Mosi-oa-Tunya is the colorful local name for one of nature's awesome wonders, Victoria Falls on the Zambezi River, Africa's fourth longest river. Translated it means "Smoke that Thunders" for its prodigious spray which in the wet season can be seen from thirty miles.
While it is neither the highest nor the widest waterfall in the world, it is classified as the largest based on its width of 1,708 metres (5,604 ft) and height of 108 metres (354 ft), resulting in the world's largest sheet of falling water. Victoria Falls is roughly twice the height of North America's Niagara Falls and well over twice the width of its Horseshoe Falls. In height and width Victoria Falls is rivalled only by Argentina and Brazil's Iguazi Falls.
The falls lies partly in Zimbabwe and partly in Zambia. The Zambia side is dry at this time of year preventing us from seeing the falls in its full glory, but also allowing us to see it at all! I'm told that during the wet season the spray is so thick that it is impossible to see into the gorge and that the falls seemingly "rains up". So, we were inadvertently fortunate. But even if half the falls was dry the rest of it gets your attention and "smoke that thunders" is indeed an appropriate appellation.
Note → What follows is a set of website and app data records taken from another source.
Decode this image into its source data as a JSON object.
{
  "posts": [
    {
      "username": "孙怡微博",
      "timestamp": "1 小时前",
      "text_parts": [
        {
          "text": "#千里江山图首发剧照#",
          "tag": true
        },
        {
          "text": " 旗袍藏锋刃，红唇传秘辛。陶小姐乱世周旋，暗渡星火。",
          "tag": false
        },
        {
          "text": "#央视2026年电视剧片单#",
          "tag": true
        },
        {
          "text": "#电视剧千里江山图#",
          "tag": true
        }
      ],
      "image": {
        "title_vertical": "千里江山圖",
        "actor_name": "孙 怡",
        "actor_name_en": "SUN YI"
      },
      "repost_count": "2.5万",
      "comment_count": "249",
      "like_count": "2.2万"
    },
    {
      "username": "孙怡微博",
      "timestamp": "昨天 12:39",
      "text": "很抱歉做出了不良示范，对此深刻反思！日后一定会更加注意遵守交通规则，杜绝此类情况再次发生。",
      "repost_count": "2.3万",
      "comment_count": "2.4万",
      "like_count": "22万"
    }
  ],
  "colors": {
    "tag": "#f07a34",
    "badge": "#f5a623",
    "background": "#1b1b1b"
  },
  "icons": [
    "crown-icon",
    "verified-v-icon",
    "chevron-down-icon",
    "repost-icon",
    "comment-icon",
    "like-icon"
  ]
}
I was not entirely comfortable peering over the cliff into the depths of its chasm...it's a long way down. Which causes me to comment on the brave (foolish?) souls who wade into a pool (Devil's Pool) where the water is shallow enough to wade to the brink of the falls and peer over the edge. There was a group taking that dare as we watched. My skin still crawls. Even though the water was only calf deep one slip would send one on a journey of no return for over 350 vertical feet. Not a wise bet in my book.